Stephen Goldspink, a member of the English Democrats, says he will contest the election for the powerful post of Police and Crime Commissioner for Cambridgeshire that will take place on November 15.

The new job has been created by the Government as a way of ensuring more accountability of the police to the public as the Police and Crime Commissioner will have to stand for re-election every four years.

Details of the nomination deadline have not yet been announced but it is thought the key date to be officially accepted as a candidate will be October 31.

The successful candidate will replace the existing police authority, which currently governs the county’s police force, and will have significant powers and responsibilities.

The key powers include the ability to hire and fire the chief constable, set the police budget and council tax precept and establish policing priorities.

Mr Goldspink said: “It is a huge job but I am not overawed by the size of the task. Rather I am excited by the challenge.”

Mr Goldspink, served as a Peterborough City councillor for 10 years, was deputy leader of the council for five years before standing down at the local elections earlier this month, and said his experience would help him if elected.

He said: “In terms of experience, I have worked in local government as an employee and as an interim manager, and have managed numerous projects for a major police force.”

For much of his service he was a member of the Conservative party, but left to join the English Democrats in 2009.

He said: “The role is not a political one but clearly voters need to have some idea of what a candidate stands for. My number one aim is to ensure we improve public confidence in the police, and that they prioritise those matters that local people feel are important.”

Victor Lucas, vice-chairman of Cambridgeshire Police Authority, said the new role was an important one.

He said: “The police authority is working with the Constabulary and partner authorities to ensure a smooth transition to the new governance arrangements.”

The commissioner will serve a four year term, and a Police and Crime Panel, made up of representatives from each of the city and district councils and two independent members, will also consider in public how the Commissioner delivers his or her functions.

A number of other people have previously declared an interest in the Cambridgeshire job.

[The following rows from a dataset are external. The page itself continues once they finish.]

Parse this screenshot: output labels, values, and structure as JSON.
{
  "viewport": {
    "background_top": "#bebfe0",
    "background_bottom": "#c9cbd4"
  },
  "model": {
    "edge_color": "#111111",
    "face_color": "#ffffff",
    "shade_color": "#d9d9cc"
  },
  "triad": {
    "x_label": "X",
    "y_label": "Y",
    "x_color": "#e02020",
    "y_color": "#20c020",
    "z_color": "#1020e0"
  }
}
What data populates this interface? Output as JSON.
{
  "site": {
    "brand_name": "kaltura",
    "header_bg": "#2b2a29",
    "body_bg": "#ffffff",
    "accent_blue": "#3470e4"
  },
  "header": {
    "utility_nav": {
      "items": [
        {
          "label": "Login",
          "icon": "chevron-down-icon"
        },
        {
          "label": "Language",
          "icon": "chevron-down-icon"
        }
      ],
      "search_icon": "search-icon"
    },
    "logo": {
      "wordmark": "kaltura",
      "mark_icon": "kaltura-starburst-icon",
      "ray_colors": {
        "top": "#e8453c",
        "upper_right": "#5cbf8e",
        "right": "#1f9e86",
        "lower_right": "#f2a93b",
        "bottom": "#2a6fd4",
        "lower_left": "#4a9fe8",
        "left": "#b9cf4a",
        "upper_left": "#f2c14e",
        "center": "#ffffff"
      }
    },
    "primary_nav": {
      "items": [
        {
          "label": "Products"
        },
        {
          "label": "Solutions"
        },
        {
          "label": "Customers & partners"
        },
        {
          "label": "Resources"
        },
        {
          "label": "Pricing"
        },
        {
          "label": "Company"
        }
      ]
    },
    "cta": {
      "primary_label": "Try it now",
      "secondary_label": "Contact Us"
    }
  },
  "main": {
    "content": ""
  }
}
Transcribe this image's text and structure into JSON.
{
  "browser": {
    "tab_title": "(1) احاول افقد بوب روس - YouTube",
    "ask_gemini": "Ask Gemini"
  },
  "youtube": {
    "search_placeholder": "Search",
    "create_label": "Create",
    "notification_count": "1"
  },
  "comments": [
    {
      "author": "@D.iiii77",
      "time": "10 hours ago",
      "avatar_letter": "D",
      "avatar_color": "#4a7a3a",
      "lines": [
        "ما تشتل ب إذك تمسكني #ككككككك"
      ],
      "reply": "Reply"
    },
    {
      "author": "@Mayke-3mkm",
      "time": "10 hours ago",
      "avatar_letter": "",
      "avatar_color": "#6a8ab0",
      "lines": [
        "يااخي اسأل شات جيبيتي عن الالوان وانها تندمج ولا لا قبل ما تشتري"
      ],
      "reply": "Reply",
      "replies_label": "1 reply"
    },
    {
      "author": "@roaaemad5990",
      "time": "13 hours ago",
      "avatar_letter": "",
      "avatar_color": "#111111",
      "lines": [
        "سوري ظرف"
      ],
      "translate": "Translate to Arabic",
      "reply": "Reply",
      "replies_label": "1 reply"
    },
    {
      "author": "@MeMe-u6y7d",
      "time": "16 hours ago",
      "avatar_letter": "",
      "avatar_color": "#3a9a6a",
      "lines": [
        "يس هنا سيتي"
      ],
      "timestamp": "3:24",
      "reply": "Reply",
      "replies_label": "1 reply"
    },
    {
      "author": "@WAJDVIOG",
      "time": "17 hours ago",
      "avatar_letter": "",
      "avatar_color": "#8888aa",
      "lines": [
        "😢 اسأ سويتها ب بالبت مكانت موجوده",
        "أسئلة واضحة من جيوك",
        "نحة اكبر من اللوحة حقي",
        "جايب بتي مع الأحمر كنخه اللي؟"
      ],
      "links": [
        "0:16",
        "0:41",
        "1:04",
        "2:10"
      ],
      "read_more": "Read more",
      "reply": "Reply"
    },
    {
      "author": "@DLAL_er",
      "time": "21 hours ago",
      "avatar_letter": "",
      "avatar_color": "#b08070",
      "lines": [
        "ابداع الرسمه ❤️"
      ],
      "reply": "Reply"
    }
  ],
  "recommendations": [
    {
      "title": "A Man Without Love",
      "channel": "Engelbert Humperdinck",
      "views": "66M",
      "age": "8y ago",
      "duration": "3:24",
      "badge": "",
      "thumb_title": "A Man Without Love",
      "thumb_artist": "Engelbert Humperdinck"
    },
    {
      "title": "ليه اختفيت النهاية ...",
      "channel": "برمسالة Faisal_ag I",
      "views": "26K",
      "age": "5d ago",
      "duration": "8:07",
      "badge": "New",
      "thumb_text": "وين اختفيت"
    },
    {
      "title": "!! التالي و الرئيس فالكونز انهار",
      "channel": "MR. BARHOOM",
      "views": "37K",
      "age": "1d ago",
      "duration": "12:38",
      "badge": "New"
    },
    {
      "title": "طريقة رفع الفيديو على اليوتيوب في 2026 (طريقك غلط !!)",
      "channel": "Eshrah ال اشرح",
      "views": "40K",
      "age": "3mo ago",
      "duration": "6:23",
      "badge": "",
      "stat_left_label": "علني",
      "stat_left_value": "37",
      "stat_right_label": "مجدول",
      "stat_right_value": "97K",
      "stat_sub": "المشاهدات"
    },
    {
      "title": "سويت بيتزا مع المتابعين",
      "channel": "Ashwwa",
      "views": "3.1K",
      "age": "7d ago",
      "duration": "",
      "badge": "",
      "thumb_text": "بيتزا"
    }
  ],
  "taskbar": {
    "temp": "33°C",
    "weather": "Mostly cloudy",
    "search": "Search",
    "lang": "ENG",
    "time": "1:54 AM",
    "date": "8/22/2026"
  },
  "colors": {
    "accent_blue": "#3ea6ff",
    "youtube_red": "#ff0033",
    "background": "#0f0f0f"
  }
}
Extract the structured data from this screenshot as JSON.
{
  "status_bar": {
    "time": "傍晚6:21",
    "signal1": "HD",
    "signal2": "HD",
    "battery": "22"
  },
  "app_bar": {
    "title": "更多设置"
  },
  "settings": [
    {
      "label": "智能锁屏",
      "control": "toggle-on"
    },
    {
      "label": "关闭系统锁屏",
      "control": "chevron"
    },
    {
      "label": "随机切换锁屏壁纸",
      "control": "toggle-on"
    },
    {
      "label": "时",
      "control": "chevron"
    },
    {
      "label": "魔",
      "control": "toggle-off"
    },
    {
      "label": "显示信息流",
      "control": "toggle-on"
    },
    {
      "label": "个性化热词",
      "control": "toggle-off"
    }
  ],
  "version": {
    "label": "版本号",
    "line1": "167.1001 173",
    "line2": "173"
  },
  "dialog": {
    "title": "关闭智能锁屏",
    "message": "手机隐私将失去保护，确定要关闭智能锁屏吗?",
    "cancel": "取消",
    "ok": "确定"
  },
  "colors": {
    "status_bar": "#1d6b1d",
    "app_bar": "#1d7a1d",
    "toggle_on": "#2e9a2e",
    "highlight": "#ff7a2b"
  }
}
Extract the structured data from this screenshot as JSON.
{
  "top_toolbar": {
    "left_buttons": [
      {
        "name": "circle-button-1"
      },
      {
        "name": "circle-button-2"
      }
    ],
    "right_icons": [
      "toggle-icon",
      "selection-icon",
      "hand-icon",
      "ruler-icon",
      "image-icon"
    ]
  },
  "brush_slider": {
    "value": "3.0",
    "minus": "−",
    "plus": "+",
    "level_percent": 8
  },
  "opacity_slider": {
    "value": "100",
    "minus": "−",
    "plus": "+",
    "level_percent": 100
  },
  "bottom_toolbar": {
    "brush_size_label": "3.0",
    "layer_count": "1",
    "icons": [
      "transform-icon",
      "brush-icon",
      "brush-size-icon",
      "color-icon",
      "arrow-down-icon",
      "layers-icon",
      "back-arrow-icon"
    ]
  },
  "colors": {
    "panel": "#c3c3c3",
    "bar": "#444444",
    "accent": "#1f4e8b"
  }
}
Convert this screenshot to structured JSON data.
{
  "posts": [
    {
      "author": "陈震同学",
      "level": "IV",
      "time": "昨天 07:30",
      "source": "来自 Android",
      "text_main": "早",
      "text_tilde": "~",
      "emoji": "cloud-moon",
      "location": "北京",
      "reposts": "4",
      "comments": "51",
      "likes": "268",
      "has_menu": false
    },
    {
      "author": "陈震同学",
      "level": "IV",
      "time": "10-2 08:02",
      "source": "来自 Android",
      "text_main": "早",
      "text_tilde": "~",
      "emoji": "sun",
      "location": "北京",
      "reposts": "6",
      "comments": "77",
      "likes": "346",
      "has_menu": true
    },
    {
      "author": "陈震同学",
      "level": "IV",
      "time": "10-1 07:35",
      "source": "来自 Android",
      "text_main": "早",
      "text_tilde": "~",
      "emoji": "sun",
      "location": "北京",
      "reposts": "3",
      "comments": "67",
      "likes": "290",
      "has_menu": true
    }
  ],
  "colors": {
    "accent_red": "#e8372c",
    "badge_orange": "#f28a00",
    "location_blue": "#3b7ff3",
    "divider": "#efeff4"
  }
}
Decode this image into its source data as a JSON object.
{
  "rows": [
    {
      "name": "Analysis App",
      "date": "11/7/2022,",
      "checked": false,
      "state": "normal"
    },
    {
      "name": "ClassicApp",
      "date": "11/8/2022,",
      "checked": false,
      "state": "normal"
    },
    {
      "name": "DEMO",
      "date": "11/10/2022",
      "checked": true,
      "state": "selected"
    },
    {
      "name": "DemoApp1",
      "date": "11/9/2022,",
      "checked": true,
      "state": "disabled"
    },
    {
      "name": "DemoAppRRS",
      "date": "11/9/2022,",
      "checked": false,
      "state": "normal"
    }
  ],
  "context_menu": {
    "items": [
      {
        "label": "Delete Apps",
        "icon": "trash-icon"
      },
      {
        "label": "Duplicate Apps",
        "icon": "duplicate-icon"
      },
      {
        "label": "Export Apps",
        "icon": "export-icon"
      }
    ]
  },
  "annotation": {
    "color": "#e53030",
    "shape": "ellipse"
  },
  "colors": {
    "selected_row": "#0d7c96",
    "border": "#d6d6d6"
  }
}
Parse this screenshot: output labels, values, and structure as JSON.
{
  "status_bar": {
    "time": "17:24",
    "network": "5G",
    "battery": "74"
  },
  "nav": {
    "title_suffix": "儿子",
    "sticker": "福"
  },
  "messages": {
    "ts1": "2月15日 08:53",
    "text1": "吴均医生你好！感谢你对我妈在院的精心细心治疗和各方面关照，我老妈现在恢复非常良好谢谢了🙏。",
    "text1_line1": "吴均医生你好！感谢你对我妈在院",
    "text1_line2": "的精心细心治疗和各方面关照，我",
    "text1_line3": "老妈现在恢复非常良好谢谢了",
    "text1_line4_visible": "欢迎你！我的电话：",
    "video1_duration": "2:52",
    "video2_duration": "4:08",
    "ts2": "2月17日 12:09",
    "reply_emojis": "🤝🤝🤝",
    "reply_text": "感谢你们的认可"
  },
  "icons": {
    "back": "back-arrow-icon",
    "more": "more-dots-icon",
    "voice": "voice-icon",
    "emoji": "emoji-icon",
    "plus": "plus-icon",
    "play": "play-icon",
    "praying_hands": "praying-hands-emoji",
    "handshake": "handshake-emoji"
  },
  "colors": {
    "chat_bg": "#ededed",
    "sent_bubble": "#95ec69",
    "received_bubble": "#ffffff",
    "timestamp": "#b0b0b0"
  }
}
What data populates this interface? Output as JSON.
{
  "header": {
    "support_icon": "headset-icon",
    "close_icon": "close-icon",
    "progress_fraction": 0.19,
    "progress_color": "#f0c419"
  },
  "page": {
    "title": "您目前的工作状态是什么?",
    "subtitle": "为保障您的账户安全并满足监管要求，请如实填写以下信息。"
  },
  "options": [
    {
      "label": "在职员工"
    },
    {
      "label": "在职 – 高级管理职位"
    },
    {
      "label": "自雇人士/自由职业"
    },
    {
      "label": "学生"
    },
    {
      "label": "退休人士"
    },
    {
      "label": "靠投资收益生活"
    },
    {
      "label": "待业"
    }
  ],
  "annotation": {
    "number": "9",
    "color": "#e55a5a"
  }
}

They include Councillor Matthew Lee, deputy leader of Peterborough City Council, Cambridgeshire councillor Shona Johnstone, who is a member of the police authority, and the current police authority chairman Ruth Rogers.

There will be elections for Police and Crime Commissioners in 41 policing areas across the UK. The biggest name to express an interest in taking part is the former deputy prime minister Lord Prescott in Westminster. Existing police authority members and politicians make up most of the others.